BEGIN TASK DATA
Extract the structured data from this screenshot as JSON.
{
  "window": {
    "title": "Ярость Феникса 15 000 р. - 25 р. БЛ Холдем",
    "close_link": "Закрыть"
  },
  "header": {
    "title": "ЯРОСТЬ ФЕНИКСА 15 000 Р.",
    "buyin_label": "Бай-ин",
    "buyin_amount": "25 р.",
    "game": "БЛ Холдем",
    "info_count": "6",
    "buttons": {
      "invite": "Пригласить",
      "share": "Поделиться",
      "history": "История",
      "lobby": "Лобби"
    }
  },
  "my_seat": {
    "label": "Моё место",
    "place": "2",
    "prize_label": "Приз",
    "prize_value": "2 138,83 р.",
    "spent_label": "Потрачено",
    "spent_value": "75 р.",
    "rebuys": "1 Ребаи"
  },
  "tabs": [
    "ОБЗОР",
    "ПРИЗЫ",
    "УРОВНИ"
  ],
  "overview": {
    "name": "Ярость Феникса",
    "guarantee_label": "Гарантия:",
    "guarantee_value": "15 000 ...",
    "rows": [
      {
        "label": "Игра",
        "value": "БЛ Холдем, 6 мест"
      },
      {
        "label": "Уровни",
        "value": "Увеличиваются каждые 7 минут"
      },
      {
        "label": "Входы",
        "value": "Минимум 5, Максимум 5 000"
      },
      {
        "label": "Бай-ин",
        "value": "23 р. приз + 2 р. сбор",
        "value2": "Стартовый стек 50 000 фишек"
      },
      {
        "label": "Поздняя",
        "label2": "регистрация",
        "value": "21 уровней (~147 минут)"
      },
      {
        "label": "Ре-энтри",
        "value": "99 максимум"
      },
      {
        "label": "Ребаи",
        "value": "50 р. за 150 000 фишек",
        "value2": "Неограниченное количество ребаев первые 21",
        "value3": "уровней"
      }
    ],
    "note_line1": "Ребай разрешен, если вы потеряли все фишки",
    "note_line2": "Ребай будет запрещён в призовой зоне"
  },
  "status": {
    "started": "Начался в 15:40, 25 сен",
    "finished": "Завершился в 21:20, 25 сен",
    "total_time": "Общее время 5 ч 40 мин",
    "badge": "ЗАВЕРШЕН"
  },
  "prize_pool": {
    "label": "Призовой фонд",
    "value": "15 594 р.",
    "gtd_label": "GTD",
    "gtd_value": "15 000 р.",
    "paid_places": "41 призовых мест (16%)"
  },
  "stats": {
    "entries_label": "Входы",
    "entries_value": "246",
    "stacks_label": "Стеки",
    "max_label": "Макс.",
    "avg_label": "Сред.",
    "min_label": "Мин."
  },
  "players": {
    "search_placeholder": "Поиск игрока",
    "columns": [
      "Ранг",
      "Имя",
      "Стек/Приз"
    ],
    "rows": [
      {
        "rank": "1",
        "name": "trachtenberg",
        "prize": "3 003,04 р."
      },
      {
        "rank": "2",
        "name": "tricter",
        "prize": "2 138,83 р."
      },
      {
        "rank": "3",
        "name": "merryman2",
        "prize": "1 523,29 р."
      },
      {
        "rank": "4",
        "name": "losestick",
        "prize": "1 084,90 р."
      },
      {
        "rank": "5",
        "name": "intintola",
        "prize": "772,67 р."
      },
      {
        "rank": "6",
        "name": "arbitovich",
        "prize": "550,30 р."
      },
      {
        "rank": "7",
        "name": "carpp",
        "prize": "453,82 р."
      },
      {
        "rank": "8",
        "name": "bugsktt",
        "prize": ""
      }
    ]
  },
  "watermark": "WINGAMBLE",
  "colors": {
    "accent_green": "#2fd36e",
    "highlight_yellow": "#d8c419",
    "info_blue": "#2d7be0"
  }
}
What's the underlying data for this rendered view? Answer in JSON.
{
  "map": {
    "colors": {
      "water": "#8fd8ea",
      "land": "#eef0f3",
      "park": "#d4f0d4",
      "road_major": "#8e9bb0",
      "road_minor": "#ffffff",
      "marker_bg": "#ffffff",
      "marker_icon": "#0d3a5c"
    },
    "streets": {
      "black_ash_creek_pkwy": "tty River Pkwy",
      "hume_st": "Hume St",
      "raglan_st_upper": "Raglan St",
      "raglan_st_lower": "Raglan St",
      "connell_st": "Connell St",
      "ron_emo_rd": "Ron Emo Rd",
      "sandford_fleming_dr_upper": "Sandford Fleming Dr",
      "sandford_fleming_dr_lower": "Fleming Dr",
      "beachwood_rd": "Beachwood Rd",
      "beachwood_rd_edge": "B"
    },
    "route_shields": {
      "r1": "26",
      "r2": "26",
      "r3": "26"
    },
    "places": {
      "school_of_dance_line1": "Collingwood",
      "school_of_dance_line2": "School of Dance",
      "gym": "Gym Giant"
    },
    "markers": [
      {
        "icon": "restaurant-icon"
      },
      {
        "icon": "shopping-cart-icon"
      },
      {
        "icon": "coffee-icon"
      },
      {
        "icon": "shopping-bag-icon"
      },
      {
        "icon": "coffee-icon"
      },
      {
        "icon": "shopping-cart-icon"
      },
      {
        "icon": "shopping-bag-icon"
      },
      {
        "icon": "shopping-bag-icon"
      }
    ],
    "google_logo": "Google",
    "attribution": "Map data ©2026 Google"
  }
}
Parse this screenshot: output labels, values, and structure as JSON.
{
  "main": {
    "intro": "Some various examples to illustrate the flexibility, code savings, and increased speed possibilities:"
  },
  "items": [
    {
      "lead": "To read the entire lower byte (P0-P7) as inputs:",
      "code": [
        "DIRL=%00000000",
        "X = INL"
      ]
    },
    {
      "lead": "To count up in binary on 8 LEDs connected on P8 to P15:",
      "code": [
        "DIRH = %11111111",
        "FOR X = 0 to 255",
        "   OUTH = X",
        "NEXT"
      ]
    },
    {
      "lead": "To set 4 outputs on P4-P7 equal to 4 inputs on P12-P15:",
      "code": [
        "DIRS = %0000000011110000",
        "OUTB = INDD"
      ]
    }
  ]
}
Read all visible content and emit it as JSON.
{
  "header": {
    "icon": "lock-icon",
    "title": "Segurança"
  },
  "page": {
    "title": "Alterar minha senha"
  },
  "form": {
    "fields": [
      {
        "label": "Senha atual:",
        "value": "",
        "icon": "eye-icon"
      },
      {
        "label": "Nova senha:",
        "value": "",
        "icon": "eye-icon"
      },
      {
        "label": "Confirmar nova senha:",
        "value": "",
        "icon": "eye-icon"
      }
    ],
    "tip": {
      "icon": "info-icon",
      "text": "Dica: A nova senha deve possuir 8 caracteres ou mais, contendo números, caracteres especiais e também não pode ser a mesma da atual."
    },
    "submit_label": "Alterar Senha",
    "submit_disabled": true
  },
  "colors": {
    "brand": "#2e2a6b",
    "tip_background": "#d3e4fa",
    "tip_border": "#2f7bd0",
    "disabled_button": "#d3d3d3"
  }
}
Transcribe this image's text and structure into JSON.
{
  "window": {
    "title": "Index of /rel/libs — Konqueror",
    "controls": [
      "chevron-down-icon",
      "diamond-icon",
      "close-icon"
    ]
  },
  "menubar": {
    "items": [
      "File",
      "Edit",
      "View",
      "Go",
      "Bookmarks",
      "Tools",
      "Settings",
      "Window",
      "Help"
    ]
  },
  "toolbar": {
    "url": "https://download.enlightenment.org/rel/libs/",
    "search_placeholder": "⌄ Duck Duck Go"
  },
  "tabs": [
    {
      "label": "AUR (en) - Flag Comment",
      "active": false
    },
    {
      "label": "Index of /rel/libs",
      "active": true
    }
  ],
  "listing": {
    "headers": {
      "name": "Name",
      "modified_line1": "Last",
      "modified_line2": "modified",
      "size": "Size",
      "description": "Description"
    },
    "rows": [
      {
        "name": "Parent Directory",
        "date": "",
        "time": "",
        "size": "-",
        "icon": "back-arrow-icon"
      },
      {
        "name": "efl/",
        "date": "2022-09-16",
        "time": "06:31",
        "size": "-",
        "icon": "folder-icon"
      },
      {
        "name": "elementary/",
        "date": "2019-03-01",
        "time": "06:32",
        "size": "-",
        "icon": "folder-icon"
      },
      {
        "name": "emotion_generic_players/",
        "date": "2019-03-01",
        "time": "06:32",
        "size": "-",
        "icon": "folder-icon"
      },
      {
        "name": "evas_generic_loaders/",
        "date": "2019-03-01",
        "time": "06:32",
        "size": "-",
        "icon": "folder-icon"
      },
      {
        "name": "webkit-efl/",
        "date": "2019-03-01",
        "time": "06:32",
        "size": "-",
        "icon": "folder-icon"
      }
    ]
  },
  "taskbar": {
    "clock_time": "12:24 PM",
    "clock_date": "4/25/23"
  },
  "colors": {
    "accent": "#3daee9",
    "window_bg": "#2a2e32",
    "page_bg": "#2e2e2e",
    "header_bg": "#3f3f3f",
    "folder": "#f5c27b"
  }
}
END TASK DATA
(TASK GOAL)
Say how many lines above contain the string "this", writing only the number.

(EXERCISE RESPONSE)
4